Web page and app entries
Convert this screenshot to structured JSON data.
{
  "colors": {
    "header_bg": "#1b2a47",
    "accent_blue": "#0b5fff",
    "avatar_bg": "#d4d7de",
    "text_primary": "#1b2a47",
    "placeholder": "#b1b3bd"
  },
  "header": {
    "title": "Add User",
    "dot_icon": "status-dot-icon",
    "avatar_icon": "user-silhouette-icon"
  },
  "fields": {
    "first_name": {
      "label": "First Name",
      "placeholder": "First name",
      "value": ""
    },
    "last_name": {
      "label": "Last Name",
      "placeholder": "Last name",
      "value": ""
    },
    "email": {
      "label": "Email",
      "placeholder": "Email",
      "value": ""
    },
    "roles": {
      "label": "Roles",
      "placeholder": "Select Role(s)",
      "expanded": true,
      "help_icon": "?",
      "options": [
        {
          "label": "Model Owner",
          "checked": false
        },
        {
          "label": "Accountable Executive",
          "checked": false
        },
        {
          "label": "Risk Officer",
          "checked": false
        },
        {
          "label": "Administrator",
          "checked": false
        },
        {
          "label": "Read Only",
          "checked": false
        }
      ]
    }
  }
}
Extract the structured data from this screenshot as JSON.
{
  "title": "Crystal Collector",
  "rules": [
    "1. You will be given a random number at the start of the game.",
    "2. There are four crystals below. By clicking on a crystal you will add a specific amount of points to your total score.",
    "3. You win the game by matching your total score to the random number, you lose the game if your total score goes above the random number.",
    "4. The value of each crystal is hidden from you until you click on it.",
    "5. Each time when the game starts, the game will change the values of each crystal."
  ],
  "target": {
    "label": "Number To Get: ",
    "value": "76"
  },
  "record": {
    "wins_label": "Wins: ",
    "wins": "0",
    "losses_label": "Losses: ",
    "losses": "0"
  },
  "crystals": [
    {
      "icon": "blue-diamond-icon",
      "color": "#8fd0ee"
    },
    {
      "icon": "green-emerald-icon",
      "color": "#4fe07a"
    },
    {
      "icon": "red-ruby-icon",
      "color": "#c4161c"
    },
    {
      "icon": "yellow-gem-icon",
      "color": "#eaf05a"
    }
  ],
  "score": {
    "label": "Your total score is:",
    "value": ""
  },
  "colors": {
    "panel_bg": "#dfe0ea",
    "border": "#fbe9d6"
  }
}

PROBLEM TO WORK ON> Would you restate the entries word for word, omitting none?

OUTPUT FOR THIS TASK>
Convert this screenshot to structured JSON data.
{
  "colors": {
    "header_bg": "#1b2a47",
    "accent_blue": "#0b5fff",
    "avatar_bg": "#d4d7de",
    "text_primary": "#1b2a47",
    "placeholder": "#b1b3bd"
  },
  "header": {
    "title": "Add User",
    "dot_icon": "status-dot-icon",
    "avatar_icon": "user-silhouette-icon"
  },
  "fields": {
    "first_name": {
      "label": "First Name",
      "placeholder": "First name",
      "value": ""
    },
    "last_name": {
      "label": "Last Name",
      "placeholder": "Last name",
      "value": ""
    },
    "email": {
      "label": "Email",
      "placeholder": "Email",
      "value": ""
    },
    "roles": {
      "label": "Roles",
      "placeholder": "Select Role(s)",
      "expanded": true,
      "help_icon": "?",
      "options": [
        {
          "label": "Model Owner",
          "checked": false
        },
        {
          "label": "Accountable Executive",
          "checked": false
        },
        {
          "label": "Risk Officer",
          "checked": false
        },
        {
          "label": "Administrator",
          "checked": false
        },
        {
          "label": "Read Only",
          "checked": false
        }
      ]
    }
  }
}
Extract the structured data from this screenshot as JSON.
{
  "title": "Crystal Collector",
  "rules": [
    "1. You will be given a random number at the start of the game.",
    "2. There are four crystals below. By clicking on a crystal you will add a specific amount of points to your total score.",
    "3. You win the game by matching your total score to the random number, you lose the game if your total score goes above the random number.",
    "4. The value of each crystal is hidden from you until you click on it.",
    "5. Each time when the game starts, the game will change the values of each crystal."
  ],
  "target": {
    "label": "Number To Get: ",
    "value": "76"
  },
  "record": {
    "wins_label": "Wins: ",
    "wins": "0",
    "losses_label": "Losses: ",
    "losses": "0"
  },
  "crystals": [
    {
      "icon": "blue-diamond-icon",
      "color": "#8fd0ee"
    },
    {
      "icon": "green-emerald-icon",
      "color": "#4fe07a"
    },
    {
      "icon": "red-ruby-icon",
      "color": "#c4161c"
    },
    {
      "icon": "yellow-gem-icon",
      "color": "#eaf05a"
    }
  ],
  "score": {
    "label": "Your total score is:",
    "value": ""
  },
  "colors": {
    "panel_bg": "#dfe0ea",
    "border": "#fbe9d6"
  }
}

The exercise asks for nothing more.